Vape Wafts To Oxford Accolade

I’d been wondering more than usual this year as to what Oxford Dictionaries would announce as its word of the year. The reason is that I don’t think it has been a vintage year for words. I’ve been struggling to think of a new word coined this year that has really taken off, and this has been my least productive year since opening the virtual files of Wordability.

So it’s not a surprise that Oxford’s choice this year is not a word coined in 2014, and it’s not a surprise that the word was nigh on impossible to predict. The Oxford experts have plumped for Vape.

Vape is both a noun and a verb associated with electronic cigarettes. As a verb it means to inhale and exhale the vapour produced by an electronic cigarette, while the noun refers to either the electronic device itself or the act of inhaling or exhaling the vapour produced.

Explaining the choice, Judy Pearsall, Editorial Director for Oxford Dictionaries, said: “As vaping has gone mainstream, with celebrities from Lindsay Lohan to Barry Manilow giving it a go, and with growing public debate on the public dangers and the need for regulation, so the language usage of the word ‘vape’ and related terms in 2014 has shown a marked increase.” That marked increase has seen usage of the word more than double over the last 12 months.

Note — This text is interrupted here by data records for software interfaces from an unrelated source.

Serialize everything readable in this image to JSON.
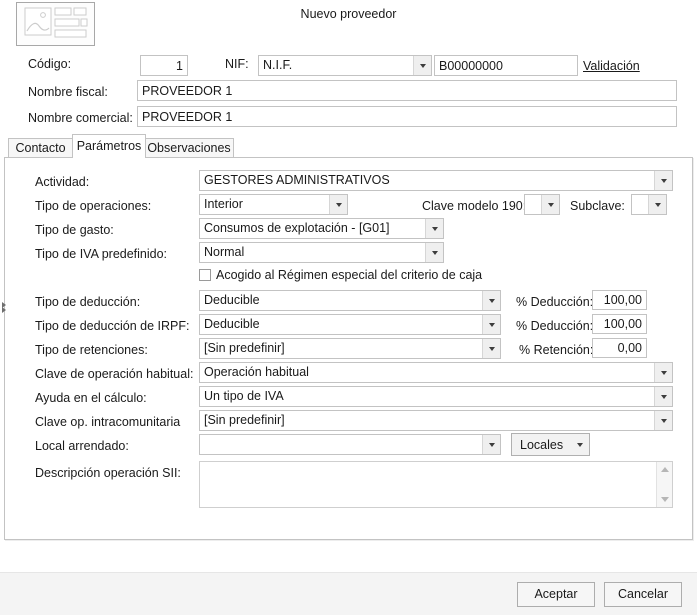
{
  "window": {
    "title": "Nuevo proveedor",
    "icon": "image-placeholder-icon"
  },
  "header": {
    "codigo_label": "Código:",
    "codigo_value": "1",
    "nif_label": "NIF:",
    "nif_type_value": "N.I.F.",
    "nif_number_value": "B00000000",
    "validacion_link": "Validación",
    "nombre_fiscal_label": "Nombre fiscal:",
    "nombre_fiscal_value": "PROVEEDOR 1",
    "nombre_comercial_label": "Nombre comercial:",
    "nombre_comercial_value": "PROVEEDOR 1"
  },
  "tabs": [
    {
      "label": "Contacto",
      "active": false
    },
    {
      "label": "Parámetros",
      "active": true
    },
    {
      "label": "Observaciones",
      "active": false
    }
  ],
  "parametros": {
    "actividad_label": "Actividad:",
    "actividad_value": "GESTORES ADMINISTRATIVOS",
    "tipo_operaciones_label": "Tipo de operaciones:",
    "tipo_operaciones_value": "Interior",
    "clave_modelo_190_label": "Clave modelo 190:",
    "clave_modelo_190_value": "",
    "subclave_label": "Subclave:",
    "subclave_value": "",
    "tipo_gasto_label": "Tipo de gasto:",
    "tipo_gasto_value": "Consumos de explotación - [G01]",
    "tipo_iva_label": "Tipo de IVA predefinido:",
    "tipo_iva_value": "Normal",
    "criterio_caja_label": "Acogido al Régimen especial del criterio de caja",
    "criterio_caja_checked": false,
    "tipo_deduccion_label": "Tipo de deducción:",
    "tipo_deduccion_value": "Deducible",
    "pct_deduccion_label": "% Deducción:",
    "pct_deduccion_value": "100,00",
    "tipo_deduccion_irpf_label": "Tipo de deducción de IRPF:",
    "tipo_deduccion_irpf_value": "Deducible",
    "pct_deduccion_irpf_label": "% Deducción:",
    "pct_deduccion_irpf_value": "100,00",
    "tipo_retenciones_label": "Tipo de retenciones:",
    "tipo_retenciones_value": "[Sin predefinir]",
    "pct_retencion_label": "% Retención:",
    "pct_retencion_value": "0,00",
    "clave_operacion_label": "Clave de operación habitual:",
    "clave_operacion_value": "Operación habitual",
    "ayuda_calculo_label": "Ayuda en el cálculo:",
    "ayuda_calculo_value": "Un tipo de IVA",
    "clave_intracomunitaria_label": "Clave op. intracomunitaria",
    "clave_intracomunitaria_value": "[Sin predefinir]",
    "local_arrendado_label": "Local arrendado:",
    "local_arrendado_value": "",
    "locales_button_label": "Locales",
    "descripcion_sii_label": "Descripción operación SII:",
    "descripcion_sii_value": ""
  },
  "footer": {
    "accept_label": "Aceptar",
    "cancel_label": "Cancelar"
  },
  "colors": {
    "window_bg": "#ffffff",
    "footer_bg": "#f4f4f4",
    "border": "#c3c3c3",
    "combo_button": "#efefef",
    "text": "#1a1a1a"
  }
}
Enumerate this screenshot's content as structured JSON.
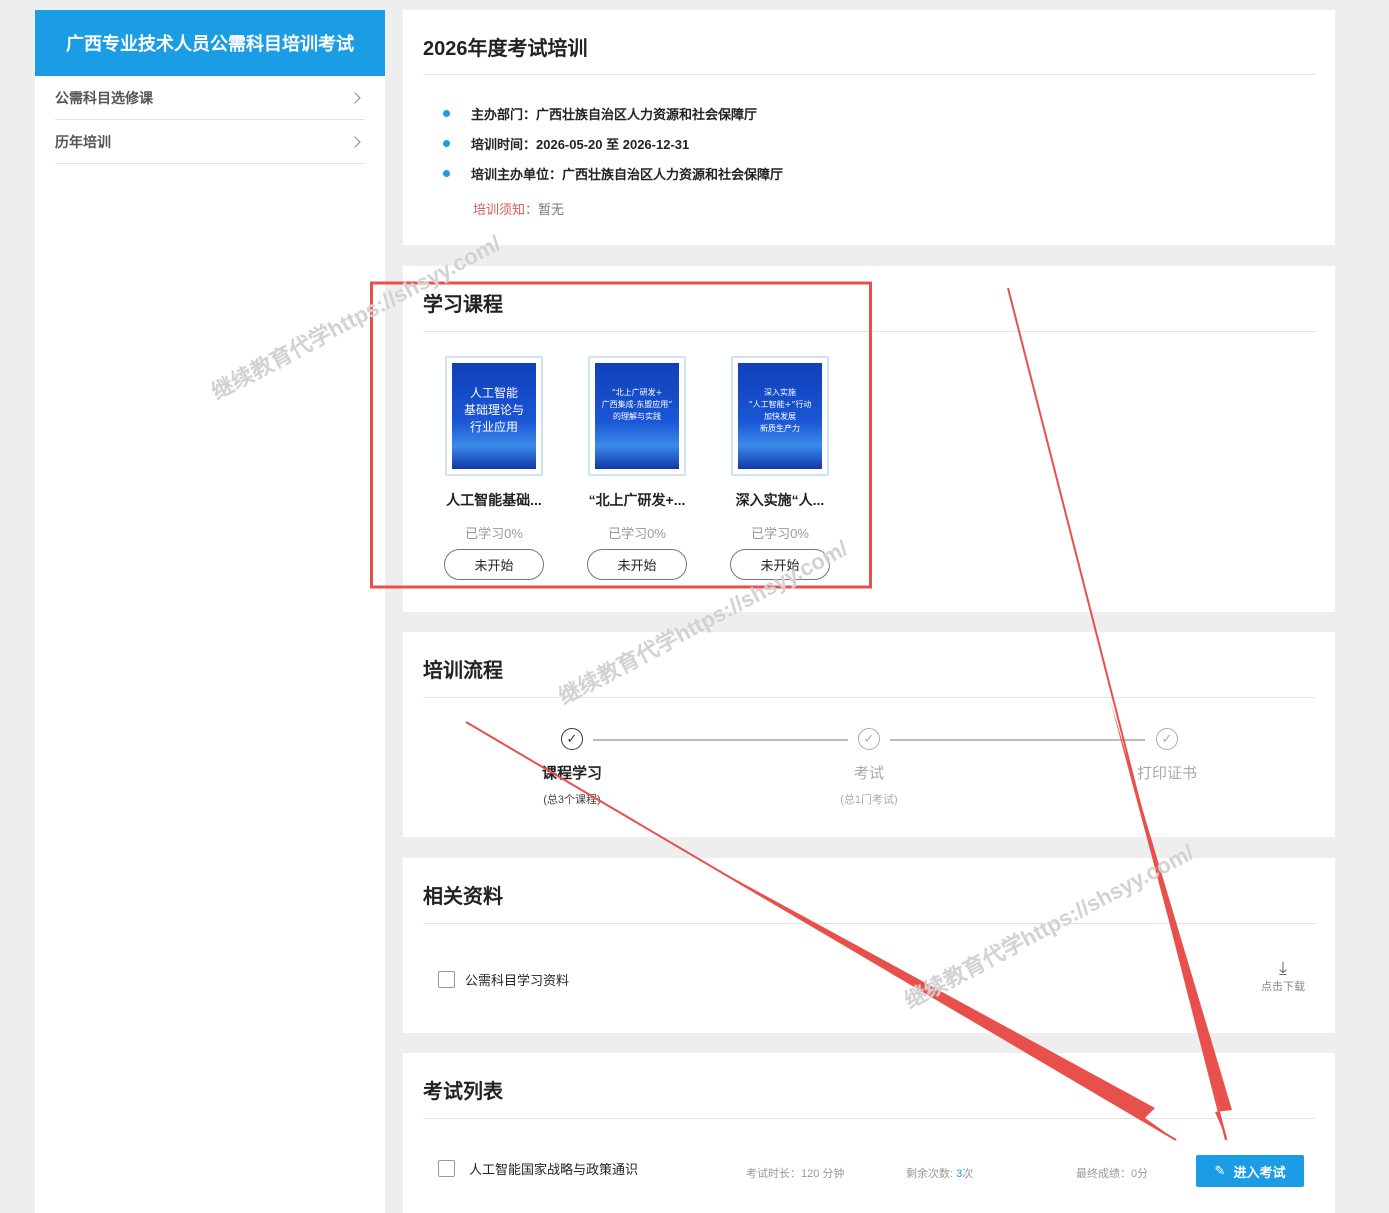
{
  "sidebar": {
    "title": "广西专业技术人员公需科目培训考试",
    "items": [
      {
        "label": "公需科目选修课"
      },
      {
        "label": "历年培训"
      }
    ]
  },
  "info": {
    "title": "2026年度考试培训",
    "rows": [
      {
        "label": "主办部门：",
        "value": "广西壮族自治区人力资源和社会保障厅"
      },
      {
        "label": "培训时间：",
        "value": "2026-05-20 至 2026-12-31"
      },
      {
        "label": "培训主办单位：",
        "value": "广西壮族自治区人力资源和社会保障厅"
      }
    ],
    "notice_label": "培训须知：",
    "notice_value": "暂无"
  },
  "courses": {
    "title": "学习课程",
    "items": [
      {
        "cover_text": "人工智能\n基础理论与\n行业应用",
        "name": "人工智能基础...",
        "progress": "已学习0%",
        "button": "未开始"
      },
      {
        "cover_text": "“北上广研发+\n广西集成-东盟应用”\n的理解与实践",
        "name": "“北上广研发+...",
        "progress": "已学习0%",
        "button": "未开始"
      },
      {
        "cover_text": "深入实施\n“人工智能+”行动\n加快发展\n新质生产力",
        "name": "深入实施“人...",
        "progress": "已学习0%",
        "button": "未开始"
      }
    ]
  },
  "process": {
    "title": "培训流程",
    "steps": [
      {
        "name": "课程学习",
        "sub": "(总3个课程)",
        "check": "✓"
      },
      {
        "name": "考试",
        "sub": "(总1门考试)",
        "check": "✓"
      },
      {
        "name": "打印证书",
        "sub": "",
        "check": "✓"
      }
    ]
  },
  "materials": {
    "title": "相关资料",
    "items": [
      {
        "name": "公需科目学习资料"
      }
    ],
    "download_label": "点击下载",
    "download_icon": "download-icon"
  },
  "exams": {
    "title": "考试列表",
    "items": [
      {
        "name": "人工智能国家战略与政策通识",
        "duration_label": "考试时长：",
        "duration_value": "120 分钟",
        "remaining_label": "剩余次数: ",
        "remaining_value": "3",
        "remaining_unit": "次",
        "score_label": "最终成绩：",
        "score_value": "0分",
        "button_icon": "✎",
        "button_label": "进入考试"
      }
    ]
  },
  "watermark": "继续教育代学https://shsyy.com/",
  "colors": {
    "accent": "#1b9de6",
    "annotation": "#e8504c",
    "notice_label": "#e05a4f"
  }
}
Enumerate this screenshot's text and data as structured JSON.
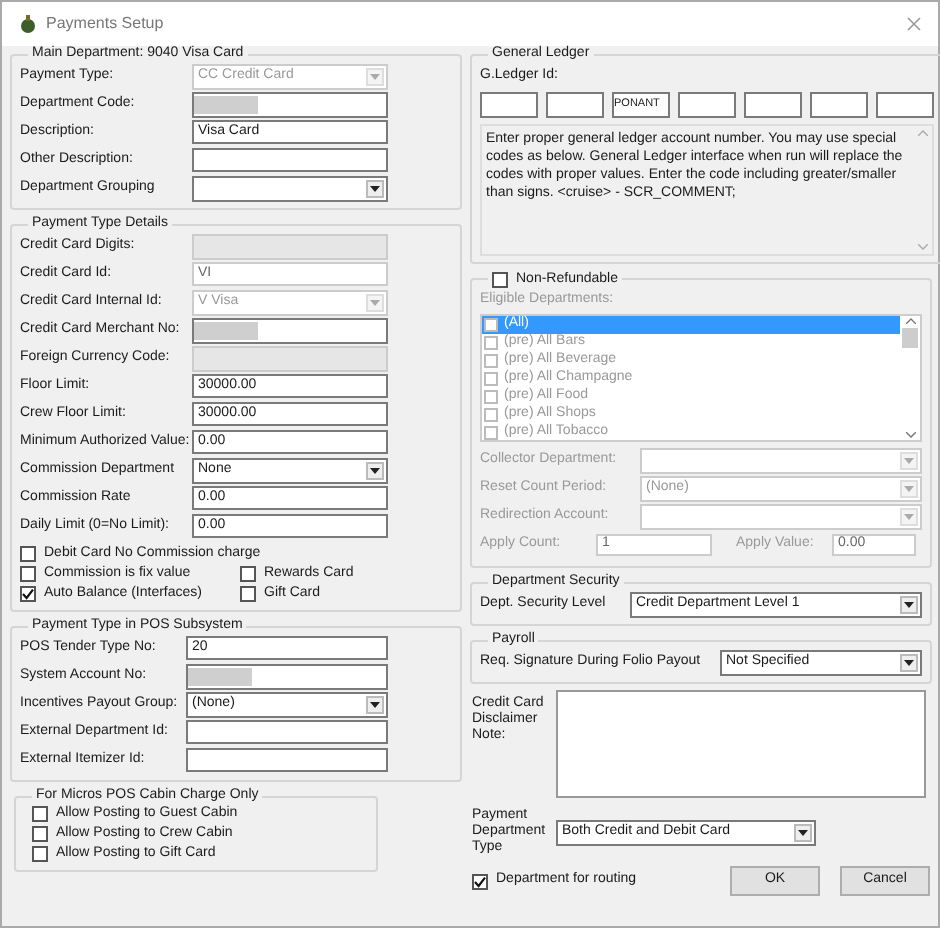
{
  "window": {
    "title": "Payments Setup"
  },
  "main_department": {
    "title": "Main Department: 9040 Visa Card",
    "fields": [
      {
        "label": "Payment Type:",
        "kind": "dropdown",
        "value": "CC Credit Card",
        "disabled": true
      },
      {
        "label": "Department Code:",
        "kind": "redacted"
      },
      {
        "label": "Description:",
        "kind": "text",
        "value": "Visa Card",
        "disabled": false
      },
      {
        "label": "Other Description:",
        "kind": "text",
        "disabled": false
      },
      {
        "label": "Department Grouping",
        "kind": "dropdown",
        "disabled": false
      }
    ]
  },
  "payment_type_details": {
    "title": "Payment Type Details",
    "fields": [
      {
        "label": "Credit Card Digits:",
        "kind": "readonly"
      },
      {
        "label": "Credit Card Id:",
        "kind": "text",
        "value": "VI",
        "disabled": true
      },
      {
        "label": "Credit Card Internal Id:",
        "kind": "dropdown",
        "value": "V Visa",
        "disabled": true
      },
      {
        "label": "Credit Card Merchant No:",
        "kind": "redacted"
      },
      {
        "label": "Foreign Currency Code:",
        "kind": "readonly"
      },
      {
        "label": "Floor Limit:",
        "kind": "text",
        "value": "30000.00",
        "disabled": false
      },
      {
        "label": "Crew Floor Limit:",
        "kind": "text",
        "value": "30000.00",
        "disabled": false
      },
      {
        "label": "Minimum Authorized Value:",
        "kind": "text",
        "value": "0.00",
        "disabled": false
      },
      {
        "label": "Commission Department",
        "kind": "dropdown",
        "value": "None",
        "disabled": false
      },
      {
        "label": "Commission Rate",
        "kind": "text",
        "value": "0.00",
        "disabled": false
      },
      {
        "label": "Daily Limit (0=No Limit):",
        "kind": "text",
        "value": "0.00",
        "disabled": false
      }
    ],
    "checkbox_rows": [
      [
        {
          "label": "Debit Card No Commission charge",
          "checked": false
        }
      ],
      [
        {
          "label": "Commission is fix value",
          "checked": false
        },
        {
          "label": "Rewards Card",
          "checked": false
        }
      ],
      [
        {
          "label": "Auto Balance (Interfaces)",
          "checked": true
        },
        {
          "label": "Gift Card",
          "checked": false
        }
      ]
    ]
  },
  "pos_subsystem": {
    "title": "Payment Type in POS Subsystem",
    "fields": [
      {
        "label": "POS Tender Type No:",
        "kind": "text",
        "value": "20",
        "disabled": false
      },
      {
        "label": "System Account No:",
        "kind": "redacted"
      },
      {
        "label": "Incentives Payout Group:",
        "kind": "dropdown",
        "value": "(None)",
        "disabled": false
      },
      {
        "label": "External Department Id:",
        "kind": "text",
        "disabled": false
      },
      {
        "label": "External Itemizer Id:",
        "kind": "text",
        "disabled": false
      }
    ]
  },
  "micros_cabin_charge": {
    "title": "For Micros POS Cabin Charge Only",
    "checkboxes": [
      {
        "label": "Allow Posting to Guest Cabin",
        "checked": false
      },
      {
        "label": "Allow Posting to Crew Cabin",
        "checked": false
      },
      {
        "label": "Allow Posting to Gift Card",
        "checked": false
      }
    ]
  },
  "general_ledger": {
    "title": "General Ledger",
    "label": "G.Ledger Id:",
    "segments": [
      {
        "kind": "empty"
      },
      {
        "kind": "empty"
      },
      {
        "kind": "text",
        "value": "PONANT"
      },
      {
        "kind": "empty"
      },
      {
        "kind": "empty"
      },
      {
        "kind": "empty"
      },
      {
        "kind": "empty"
      }
    ],
    "note": "Enter proper general ledger account number. You may use special codes as below. General Ledger interface when run will replace the codes with proper values. Enter the code including greater/smaller than signs. <cruise> - SCR_COMMENT;"
  },
  "non_refundable": {
    "label": "Non-Refundable",
    "checked": false,
    "eligible_label": "Eligible Departments:",
    "departments": [
      {
        "label": "(All)",
        "checked": false,
        "selected": true
      },
      {
        "label": "(pre) All Bars",
        "checked": false,
        "selected": false
      },
      {
        "label": "(pre) All Beverage",
        "checked": false,
        "selected": false
      },
      {
        "label": "(pre) All Champagne",
        "checked": false,
        "selected": false
      },
      {
        "label": "(pre) All Food",
        "checked": false,
        "selected": false
      },
      {
        "label": "(pre) All Shops",
        "checked": false,
        "selected": false
      },
      {
        "label": "(pre) All Tobacco",
        "checked": false,
        "selected": false
      }
    ],
    "fields": [
      {
        "label": "Collector Department:",
        "kind": "dropdown",
        "disabled": true
      },
      {
        "label": "Reset Count Period:",
        "kind": "dropdown",
        "value": "(None)",
        "disabled": true
      },
      {
        "label": "Redirection Account:",
        "kind": "dropdown",
        "disabled": true
      }
    ],
    "apply_count": {
      "label": "Apply Count:",
      "value": "1"
    },
    "apply_value": {
      "label": "Apply Value:",
      "value": "0.00"
    }
  },
  "department_security": {
    "title": "Department Security",
    "label": "Dept. Security Level",
    "value": "Credit Department Level 1"
  },
  "payroll": {
    "title": "Payroll",
    "label": "Req. Signature During Folio Payout",
    "value": "Not Specified"
  },
  "disclaimer": {
    "label": "Credit Card Disclaimer Note:"
  },
  "payment_department_type": {
    "label": "Payment Department Type",
    "value": "Both Credit and Debit Card"
  },
  "routing": {
    "label": "Department for routing",
    "checked": true
  },
  "buttons": [
    "OK",
    "Cancel"
  ]
}
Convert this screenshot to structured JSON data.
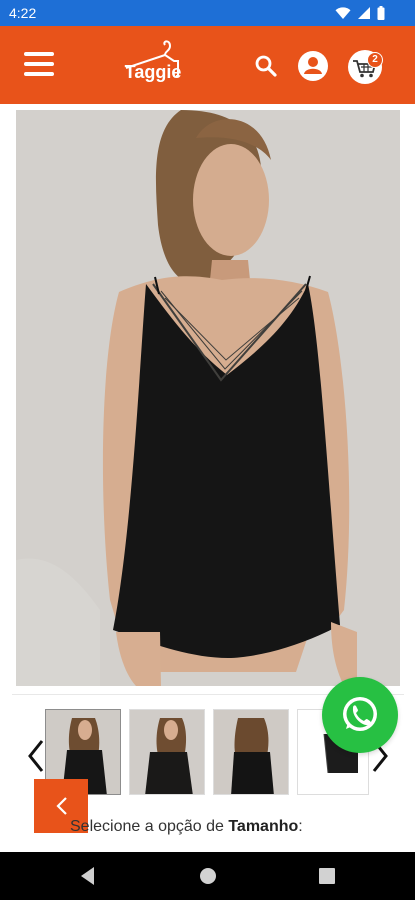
{
  "status_bar": {
    "time": "4:22",
    "icons": [
      "wifi-icon",
      "signal-icon",
      "battery-icon"
    ]
  },
  "header": {
    "logo_text": "Taggie",
    "icons": [
      "menu-icon",
      "search-icon",
      "user-icon",
      "cart-icon"
    ],
    "cart_count": "2"
  },
  "product": {
    "thumbnails_count": 4,
    "size_prompt_prefix": "Selecione a opção de ",
    "size_prompt_option": "Tamanho",
    "size_prompt_suffix": ":"
  },
  "colors": {
    "header": "#e8531a",
    "status_bar": "#1e6fd6",
    "whatsapp": "#27c043",
    "nav_bar": "#000000"
  }
}
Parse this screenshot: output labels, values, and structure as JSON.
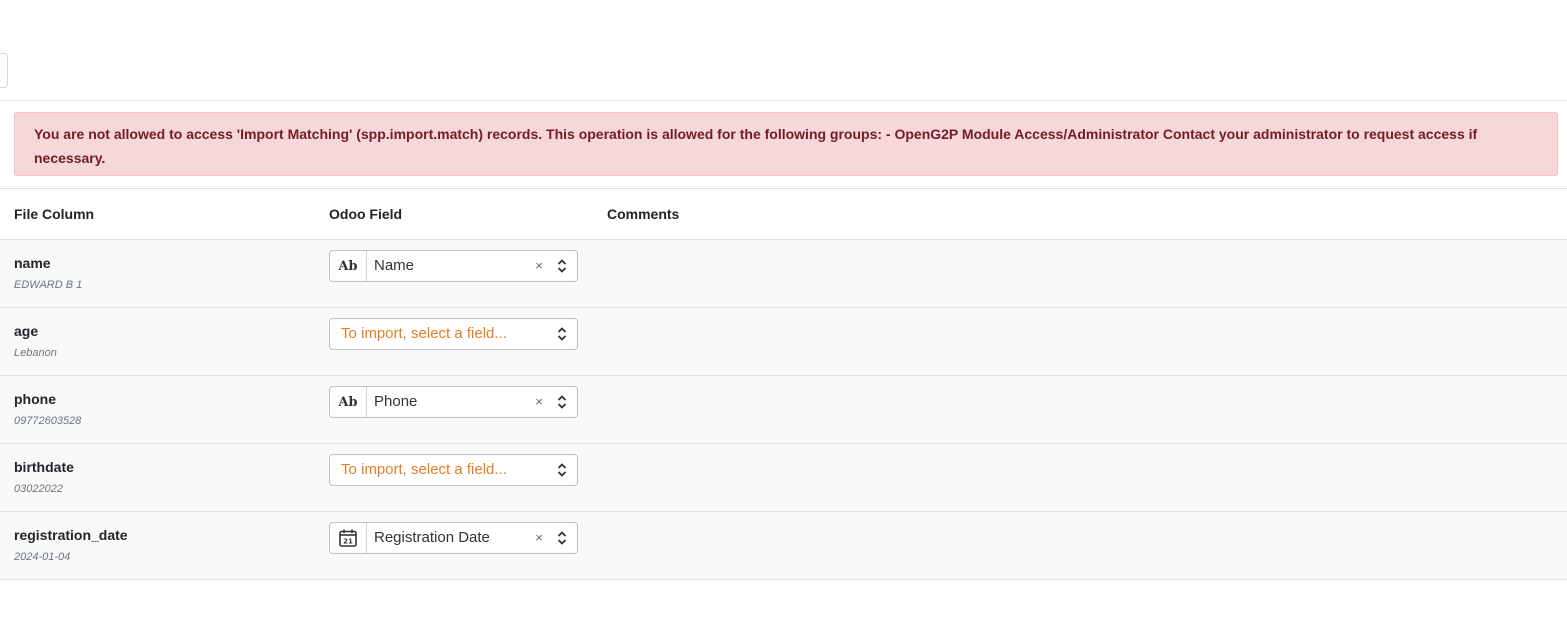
{
  "alert": {
    "message": "You are not allowed to access 'Import Matching' (spp.import.match) records. This operation is allowed for the following groups: - OpenG2P Module Access/Administrator Contact your administrator to request access if necessary."
  },
  "table": {
    "headers": {
      "file_column": "File Column",
      "odoo_field": "Odoo Field",
      "comments": "Comments"
    },
    "rows": [
      {
        "column": "name",
        "sample": "EDWARD B 1",
        "field_icon": "text-type-icon",
        "field_icon_text": "Ab",
        "field": "Name",
        "placeholder": ""
      },
      {
        "column": "age",
        "sample": "Lebanon",
        "field_icon": "",
        "field_icon_text": "",
        "field": "",
        "placeholder": "To import, select a field..."
      },
      {
        "column": "phone",
        "sample": "09772603528",
        "field_icon": "text-type-icon",
        "field_icon_text": "Ab",
        "field": "Phone",
        "placeholder": ""
      },
      {
        "column": "birthdate",
        "sample": "03022022",
        "field_icon": "",
        "field_icon_text": "",
        "field": "",
        "placeholder": "To import, select a field..."
      },
      {
        "column": "registration_date",
        "sample": "2024-01-04",
        "field_icon": "calendar-icon",
        "field_icon_text": "21",
        "field": "Registration Date",
        "placeholder": ""
      }
    ]
  },
  "icons": {
    "clear": "×",
    "chevron": "chevron-up-down-icon"
  },
  "colors": {
    "alert_bg": "#f8d7da",
    "alert_text": "#721c24",
    "placeholder_text": "#e67e22",
    "row_bg": "#f9f9f9"
  }
}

Other contenders were Bae, a term of endearment for one’s partner; Budtender, someone who dispenses cannabis; Contactless, relating to payments taken from cards or phones; Indyref, the Scottish Referendum; Normcore, ordinary clothes worn as a fashion statement; and Slacktivism, online participation for a cause but requiring little effort.

The real question for me is whether Vape really sums up 2014? Recent choices like Selfie and Omnishambles really summed up the mood of the year, they were great choices because they acted as a commentary on the 12 months they represented.

I can’t feel the same about Vape. When I think about 2014, Vape will not come to mind as a word that really captures the mood and spirit of the age. Rather it serves as a reminder of one particular development. Nonetheless, it could be the best of a bad bunch, as not only have great new words not emerged, actually capturing a sense of what the year has been all about has been strangely elusive in 2014.

And maybe that makes Vape a better and more profound choice than I first realised. It’s kind of unreal, ethereal even, and fake. Maybe a year that has been hard to sum up deserves a word of the year that relates to something which is a replacement for the real thing.